━━ Data to examine

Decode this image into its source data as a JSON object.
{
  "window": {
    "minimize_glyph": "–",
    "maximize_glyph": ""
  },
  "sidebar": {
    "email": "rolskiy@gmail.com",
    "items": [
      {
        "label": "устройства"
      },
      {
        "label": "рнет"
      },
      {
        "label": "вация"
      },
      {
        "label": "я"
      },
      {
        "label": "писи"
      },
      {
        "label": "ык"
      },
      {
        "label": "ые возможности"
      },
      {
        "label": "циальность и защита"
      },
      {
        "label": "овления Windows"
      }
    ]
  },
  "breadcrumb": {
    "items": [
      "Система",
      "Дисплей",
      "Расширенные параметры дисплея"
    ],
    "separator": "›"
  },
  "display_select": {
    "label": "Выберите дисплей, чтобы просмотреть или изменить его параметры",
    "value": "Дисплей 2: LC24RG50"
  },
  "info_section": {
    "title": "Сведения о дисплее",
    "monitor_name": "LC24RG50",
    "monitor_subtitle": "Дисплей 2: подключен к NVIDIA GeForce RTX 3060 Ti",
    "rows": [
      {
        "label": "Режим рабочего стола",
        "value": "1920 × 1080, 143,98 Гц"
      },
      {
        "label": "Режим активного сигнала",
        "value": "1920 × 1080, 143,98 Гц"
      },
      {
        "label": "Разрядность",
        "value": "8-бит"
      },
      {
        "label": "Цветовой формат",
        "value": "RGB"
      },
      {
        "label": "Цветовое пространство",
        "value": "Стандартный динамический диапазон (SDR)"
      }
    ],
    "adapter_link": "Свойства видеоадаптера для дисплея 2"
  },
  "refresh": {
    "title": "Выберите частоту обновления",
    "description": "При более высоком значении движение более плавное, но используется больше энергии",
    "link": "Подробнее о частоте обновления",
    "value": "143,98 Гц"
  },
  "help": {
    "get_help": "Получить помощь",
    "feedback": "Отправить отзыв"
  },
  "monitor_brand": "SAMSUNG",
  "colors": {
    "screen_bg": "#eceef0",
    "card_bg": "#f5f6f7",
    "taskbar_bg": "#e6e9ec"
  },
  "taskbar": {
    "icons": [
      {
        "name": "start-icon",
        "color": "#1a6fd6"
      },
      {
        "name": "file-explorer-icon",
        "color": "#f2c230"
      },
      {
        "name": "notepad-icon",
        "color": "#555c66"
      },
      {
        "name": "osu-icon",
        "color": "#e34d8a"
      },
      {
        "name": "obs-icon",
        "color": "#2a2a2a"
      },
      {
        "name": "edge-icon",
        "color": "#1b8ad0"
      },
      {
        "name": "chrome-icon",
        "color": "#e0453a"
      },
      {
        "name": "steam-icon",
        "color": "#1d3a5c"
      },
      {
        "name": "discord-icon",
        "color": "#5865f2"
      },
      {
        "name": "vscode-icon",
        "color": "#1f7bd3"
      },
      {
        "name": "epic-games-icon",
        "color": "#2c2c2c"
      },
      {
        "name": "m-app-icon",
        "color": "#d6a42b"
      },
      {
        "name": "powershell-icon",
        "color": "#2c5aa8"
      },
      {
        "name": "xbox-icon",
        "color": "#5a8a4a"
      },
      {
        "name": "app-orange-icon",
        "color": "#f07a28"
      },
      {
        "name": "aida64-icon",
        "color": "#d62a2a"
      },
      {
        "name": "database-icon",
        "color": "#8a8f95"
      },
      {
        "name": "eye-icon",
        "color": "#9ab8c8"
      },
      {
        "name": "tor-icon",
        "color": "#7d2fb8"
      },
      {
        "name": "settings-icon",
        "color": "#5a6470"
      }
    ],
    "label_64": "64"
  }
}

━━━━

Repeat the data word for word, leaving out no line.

Decode this image into its source data as a JSON object.
{
  "window": {
    "minimize_glyph": "–",
    "maximize_glyph": ""
  },
  "sidebar": {
    "email": "rolskiy@gmail.com",
    "items": [
      {
        "label": "устройства"
      },
      {
        "label": "рнет"
      },
      {
        "label": "вация"
      },
      {
        "label": "я"
      },
      {
        "label": "писи"
      },
      {
        "label": "ык"
      },
      {
        "label": "ые возможности"
      },
      {
        "label": "циальность и защита"
      },
      {
        "label": "овления Windows"
      }
    ]
  },
  "breadcrumb": {
    "items": [
      "Система",
      "Дисплей",
      "Расширенные параметры дисплея"
    ],
    "separator": "›"
  },
  "display_select": {
    "label": "Выберите дисплей, чтобы просмотреть или изменить его параметры",
    "value": "Дисплей 2: LC24RG50"
  },
  "info_section": {
    "title": "Сведения о дисплее",
    "monitor_name": "LC24RG50",
    "monitor_subtitle": "Дисплей 2: подключен к NVIDIA GeForce RTX 3060 Ti",
    "rows": [
      {
        "label": "Режим рабочего стола",
        "value": "1920 × 1080, 143,98 Гц"
      },
      {
        "label": "Режим активного сигнала",
        "value": "1920 × 1080, 143,98 Гц"
      },
      {
        "label": "Разрядность",
        "value": "8-бит"
      },
      {
        "label": "Цветовой формат",
        "value": "RGB"
      },
      {
        "label": "Цветовое пространство",
        "value": "Стандартный динамический диапазон (SDR)"
      }
    ],
    "adapter_link": "Свойства видеоадаптера для дисплея 2"
  },
  "refresh": {
    "title": "Выберите частоту обновления",
    "description": "При более высоком значении движение более плавное, но используется больше энергии",
    "link": "Подробнее о частоте обновления",
    "value": "143,98 Гц"
  },
  "help": {
    "get_help": "Получить помощь",
    "feedback": "Отправить отзыв"
  },
  "monitor_brand": "SAMSUNG",
  "colors": {
    "screen_bg": "#eceef0",
    "card_bg": "#f5f6f7",
    "taskbar_bg": "#e6e9ec"
  },
  "taskbar": {
    "icons": [
      {
        "name": "start-icon",
        "color": "#1a6fd6"
      },
      {
        "name": "file-explorer-icon",
        "color": "#f2c230"
      },
      {
        "name": "notepad-icon",
        "color": "#555c66"
      },
      {
        "name": "osu-icon",
        "color": "#e34d8a"
      },
      {
        "name": "obs-icon",
        "color": "#2a2a2a"
      },
      {
        "name": "edge-icon",
        "color": "#1b8ad0"
      },
      {
        "name": "chrome-icon",
        "color": "#e0453a"
      },
      {
        "name": "steam-icon",
        "color": "#1d3a5c"
      },
      {
        "name": "discord-icon",
        "color": "#5865f2"
      },
      {
        "name": "vscode-icon",
        "color": "#1f7bd3"
      },
      {
        "name": "epic-games-icon",
        "color": "#2c2c2c"
      },
      {
        "name": "m-app-icon",
        "color": "#d6a42b"
      },
      {
        "name": "powershell-icon",
        "color": "#2c5aa8"
      },
      {
        "name": "xbox-icon",
        "color": "#5a8a4a"
      },
      {
        "name": "app-orange-icon",
        "color": "#f07a28"
      },
      {
        "name": "aida64-icon",
        "color": "#d62a2a"
      },
      {
        "name": "database-icon",
        "color": "#8a8f95"
      },
      {
        "name": "eye-icon",
        "color": "#9ab8c8"
      },
      {
        "name": "tor-icon",
        "color": "#7d2fb8"
      },
      {
        "name": "settings-icon",
        "color": "#5a6470"
      }
    ],
    "label_64": "64"
  }
}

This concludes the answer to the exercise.